Some of Ura’s fans have asked if he should score a 7-0 yusho (possible but not likely) would he would be returned to Juryo. Truth be told, the climb through the top of Makushita into Juryo is sometimes referred to as “the wall”, and we can expect even a 7-0 finish to probably not be enough to do more than move him into the top 10 of Makushita for March. In order to reach Juryo, a rikishi must have both a strong winning score at the top of the division, and a slot must open up in Juryo by make-koshi, injury or retirement.

How tough will the competition be? Let’s look at some possible opponents:
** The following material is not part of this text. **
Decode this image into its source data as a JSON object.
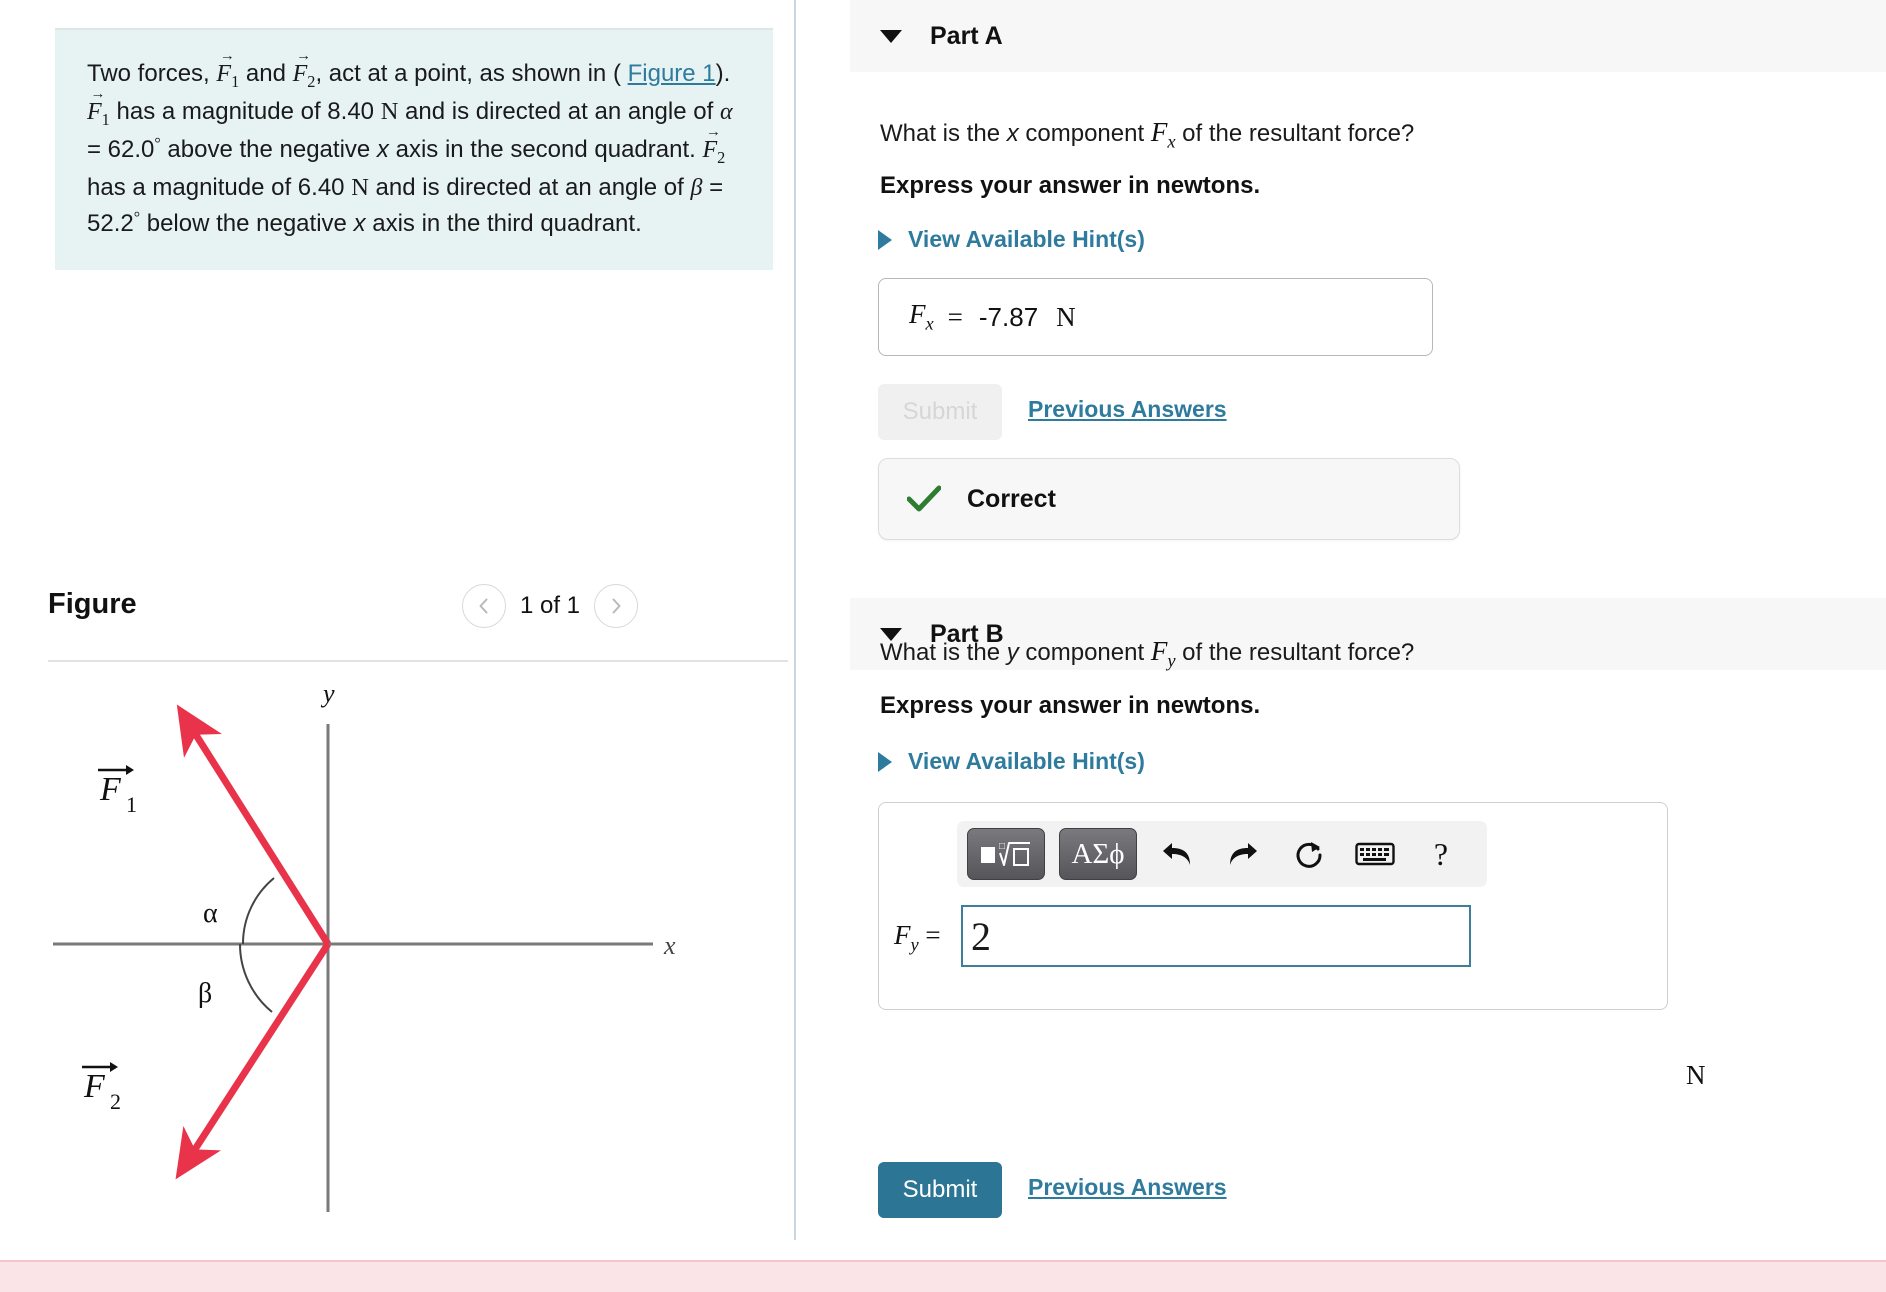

  • Hoshoryu – Yes, that guy; Asashoryu’s nephew. He’s fast, strong and like Ura, has his eye set on a Sekitori rank.
  • Kizakiumi – A former college rikishi, he is another tough competitor who so far has not had to deal with injuries.
  • Chiyootori – Yes, the former Komusubi currently fighting it out to return to the top divisions, but mired in the Makushita mosh pit. This would be a tough, and exciting match.

It should be noted, that bout scheduling in Makushita works differently than the upper divisions. The first match will be someone close to the rikishi’s rank, then rikishi with the same score (ie, 2-0) will face each other in each successive match, with the schedule trying to keep huge rank mismatches from taking place.

Team Tachiai will be glued to our screens for each of Ura’s matches, as he has finally reached the rank where his recovery will be put to the test.

8 thoughts on “Hatsu Basho – The Next Stage of Ura’s Return

  1. Ura tried to make an unwise return shortly after his injury, if you recall. This ended up with internal hemorrhage, at which point he finally turned wise and had that surgery and rehabilitation.

    I’m curious to see what will happen when he once again gets into situations which in the past have caused him to do acrobatics. I don’t know how much of that sumo he can still do.

    It’s usually the case that rikishi are matched to the exact same rank on the first day (that is, Ms23E vs Ms23W). Barring a complementary kyujo, however, this Hatsu a Makushita rikishi will need to fill in at Juryo and the order will be somewhat disturbed. But still not enough, in my opinion, to match Hoshoryu with Ura on day 1 – which is a good thing. I really look forward to seeing them meeting, but I hope both manage to keep winning until that moment.

    • Toyonoshima didn’t “take his time” deliberately. He was sure he was going to return to Makuuchi quickly. I saw some footage or pictures from two years ago where Hakuho was giving him some exercise before a basho, and he was all like “I’m coming back right now”. It… didn’t turn out that way. He had additional injuries.

  2. Here are some projections for Ura, assuming a winning record. 7-0 Y -> Ms1-Ms2. 6-1 -> Ms7-Ms8. 5-2 -> Ms10-Ms16. 4-3 -> Ms15-Ms20. So 7 wins would place him in great position for Juryo promotion after the March tournament, 6 wins would give him a shot, 5 would need to be followed by a 7-0 record in March, and 4 almost certainly means at least two more tournaments in Makushita.

    • At his rank, 12 wins over two tournaments is usually enough to get to Juryo, 11 usually isn’t, though the order matters—the wins in the first basho have more oomph.

  3. I’ve always wondered how rikishi like Ura get by financially when they lose sekitori status. Do they literally lose all their income and have to move back into the stable, or is there some form of parachute payment to soften the blow of dropping out of juryo?

    • No parachutes. Though a young single rikishi like Ura would probably not have moved out of the heya anyway. A case like Toyonoshima is a lot more problematic, as he is married with a daughter. He basically couldn’t support his child at all – that burden fell entirely on his wife. Technically he was not even supposed to live with his family.

      Note that the heya’s support group may choose to support any rikishi with money as they please. I wouldn’t be surprised if Toyonoshima got some assistance of this sort. But I think an unattached young man like Ura would simply have to live according to his status. One thing is obvious – he didn’t go hungry during this time.


This site uses Akismet to reduce spam. Learn how your comment data is processed.